Well, it hasn’t been the greatest week for me and I’m not feeling super inspired to expound about much. Still, there is a lot of arts news that I thought my readers might find interesting. So, I’m kicking off my new newsletter-style blog post, which I’m hoping to make a regular feature. Check out some of the things I’ve stumbled across over the last week:
I’m equal parts animal lover and art lover, so I found this particularly interesting. The project is a series of portraits of cats and dogs by photographer Robert Bahou. They are excellent and thought-provoking images and they leave no doubt in my mind that animals are complex and do indeed have souls.
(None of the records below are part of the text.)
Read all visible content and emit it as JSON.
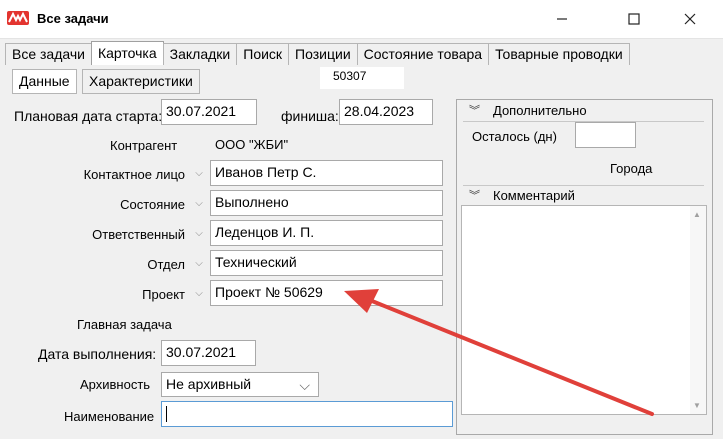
{
  "window": {
    "title": "Все задачи"
  },
  "tabs": [
    "Все задачи",
    "Карточка",
    "Закладки",
    "Поиск",
    "Позиции",
    "Состояние товара",
    "Товарные проводки"
  ],
  "active_tab": "Карточка",
  "subtabs": [
    "Данные",
    "Характеристики"
  ],
  "active_subtab": "Данные",
  "floating_number": "50307",
  "form": {
    "start_date_label": "Плановая дата старта:",
    "start_date": "30.07.2021",
    "finish_label": "финиша:",
    "finish_date": "28.04.2023",
    "contractor_label": "Контрагент",
    "contractor": "ООО \"ЖБИ\"",
    "contact_label": "Контактное лицо",
    "contact": "Иванов Петр С.",
    "state_label": "Состояние",
    "state": "Выполнено",
    "responsible_label": "Ответственный",
    "responsible": "Леденцов И. П.",
    "department_label": "Отдел",
    "department": "Технический",
    "project_label": "Проект",
    "project": "Проект № 50629",
    "main_task_label": "Главная задача",
    "done_date_label": "Дата выполнения:",
    "done_date": "30.07.2021",
    "archive_label": "Архивность",
    "archive": "Не архивный",
    "name_label": "Наименование",
    "name": ""
  },
  "right_panel": {
    "additional_header": "Дополнительно",
    "remaining_label": "Осталось (дн)",
    "remaining": "",
    "cities_label": "Города",
    "comment_header": "Комментарий"
  },
  "colors": {
    "arrow": "#e0403a",
    "logo": "#e3342f"
  },
  "icons": {
    "minimize": "minimize-icon",
    "maximize": "maximize-icon",
    "close": "close-icon"
  }
}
A Byzantine church dating to the 11th-12th centuries has been discovered in Bucak. It is a “rock-church” and is not fully intact, but there are surviving wall paintings and floor mosaics.
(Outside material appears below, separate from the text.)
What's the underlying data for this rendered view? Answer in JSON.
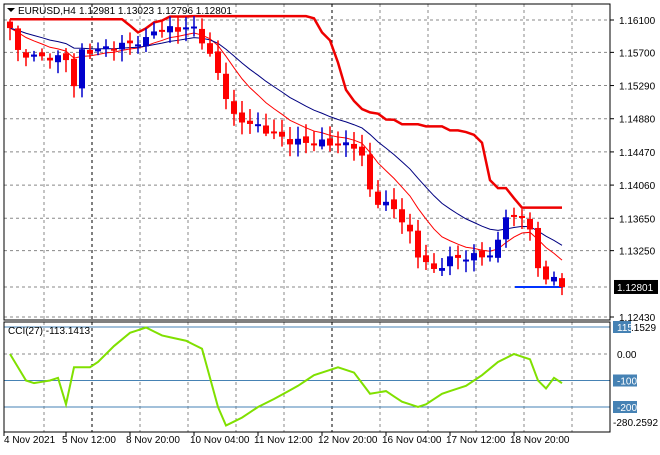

This line of inquiry never gets old. To me at least. (See my post from last January about music from Ancient Babylon.) I have no idea how accurate we can believe the interpretation to be, but informed people have taken the time to really study it, which says something.
A work in Kansas City’s Nelson-Atkins Museum, The Temptation of Saint Anthony (1500–1510), has recently been attributed to Hieronymus Bosch. He of Garden of Earthly Delights fame.
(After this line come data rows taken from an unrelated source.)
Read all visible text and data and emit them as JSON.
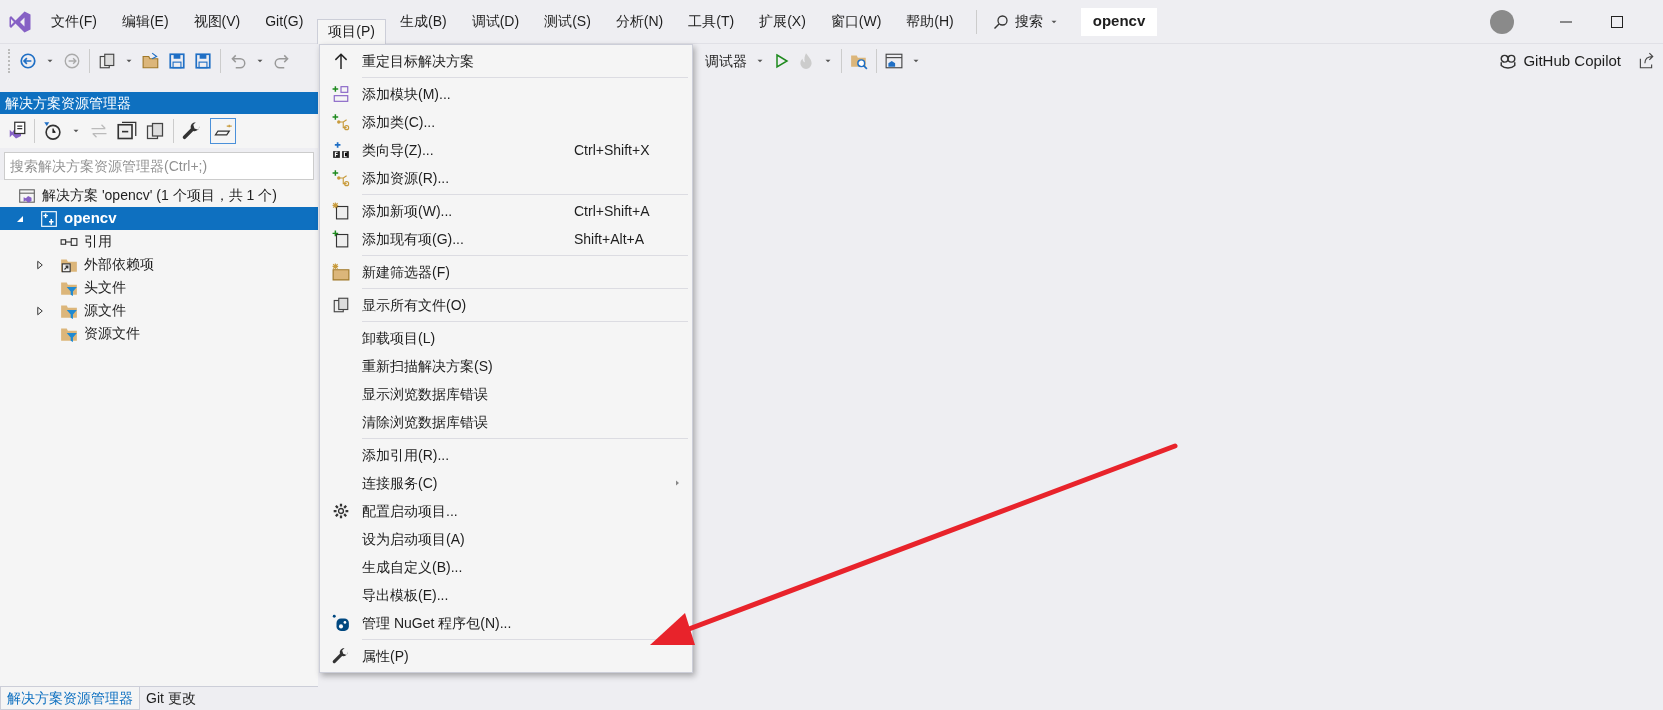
{
  "menu_bar": {
    "items": [
      {
        "label": "文件(F)",
        "selected": false
      },
      {
        "label": "编辑(E)",
        "selected": false
      },
      {
        "label": "视图(V)",
        "selected": false
      },
      {
        "label": "Git(G)",
        "selected": false
      },
      {
        "label": "项目(P)",
        "selected": true
      },
      {
        "label": "生成(B)",
        "selected": false
      },
      {
        "label": "调试(D)",
        "selected": false
      },
      {
        "label": "测试(S)",
        "selected": false
      },
      {
        "label": "分析(N)",
        "selected": false
      },
      {
        "label": "工具(T)",
        "selected": false
      },
      {
        "label": "扩展(X)",
        "selected": false
      },
      {
        "label": "窗口(W)",
        "selected": false
      },
      {
        "label": "帮助(H)",
        "selected": false
      }
    ],
    "search": "搜索",
    "solution_name": "opencv"
  },
  "toolbar": {
    "debugger_label": "调试器",
    "copilot": "GitHub Copilot"
  },
  "solution_explorer": {
    "title": "解决方案资源管理器",
    "search": {
      "placeholder": "搜索解决方案资源管理器(Ctrl+;)"
    },
    "solution": "解决方案 'opencv' (1 个项目，共 1 个)",
    "project": {
      "label": "opencv",
      "expanded": true,
      "selected": true,
      "children": [
        {
          "label": "引用",
          "kind": "reference",
          "expandable": false
        },
        {
          "label": "外部依赖项",
          "kind": "dependencies",
          "expandable": true
        },
        {
          "label": "头文件",
          "kind": "filter",
          "expandable": false
        },
        {
          "label": "源文件",
          "kind": "filter",
          "expandable": true
        },
        {
          "label": "资源文件",
          "kind": "filter",
          "expandable": false
        }
      ]
    }
  },
  "bottom_tabs": [
    {
      "label": "解决方案资源管理器",
      "selected": true
    },
    {
      "label": "Git 更改",
      "selected": false
    }
  ],
  "project_menu": {
    "groups": [
      [
        {
          "label": "重定目标解决方案",
          "kind": "up"
        }
      ],
      [
        {
          "label": "添加模块(M)...",
          "kind": "module"
        },
        {
          "label": "添加类(C)...",
          "kind": "class"
        },
        {
          "label": "类向导(Z)...",
          "kind": "wizard",
          "shortcut": "Ctrl+Shift+X"
        },
        {
          "label": "添加资源(R)...",
          "kind": "class"
        }
      ],
      [
        {
          "label": "添加新项(W)...",
          "kind": "new-item",
          "shortcut": "Ctrl+Shift+A"
        },
        {
          "label": "添加现有项(G)...",
          "kind": "existing-item",
          "shortcut": "Shift+Alt+A"
        }
      ],
      [
        {
          "label": "新建筛选器(F)",
          "kind": "folder"
        }
      ],
      [
        {
          "label": "显示所有文件(O)",
          "kind": "files"
        }
      ],
      [
        {
          "label": "卸载项目(L)",
          "kind": "plain"
        },
        {
          "label": "重新扫描解决方案(S)",
          "kind": "plain"
        },
        {
          "label": "显示浏览数据库错误",
          "kind": "plain"
        },
        {
          "label": "清除浏览数据库错误",
          "kind": "plain"
        }
      ],
      [
        {
          "label": "添加引用(R)...",
          "kind": "plain",
          "submenu": false
        },
        {
          "label": "连接服务(C)",
          "kind": "plain",
          "submenu": true
        },
        {
          "label": "配置启动项目...",
          "kind": "gear"
        },
        {
          "label": "设为启动项目(A)",
          "kind": "plain"
        },
        {
          "label": "生成自定义(B)...",
          "kind": "plain"
        },
        {
          "label": "导出模板(E)...",
          "kind": "plain"
        },
        {
          "label": "管理 NuGet 程序包(N)...",
          "kind": "nuget"
        }
      ],
      [
        {
          "label": "属性(P)",
          "kind": "wrench"
        }
      ]
    ]
  }
}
Sir David Attenborough, British naturalist, has just opened a gallery in Leicester for “socially-engaged and inclusive programmes across the arts” at the Attenborough Arts Centre, the gallery brother, Richard, opened in 1997. There is so much potential for good here!
If you’re in New York, get yourself to the Met some Friday or Saturday before March 19! The Temple of Dendur is being lit up with colors to show what the paintings inside the temple would have looked like. A super duper treat that I wish I could see.
You can hardly open your Internet browser without seeing something about Ai Weiwei. Well, I read about his photo that recreates the tragically famous photograph of drowned Syrian refugee, Alan Kurdi, and couldn’t agree more with the author of the linked article that it “should not exist.”
If you’re a student of the classical world, this should be of interest. Always exciting to learn about freely available content. Via Cornell University. Check it out.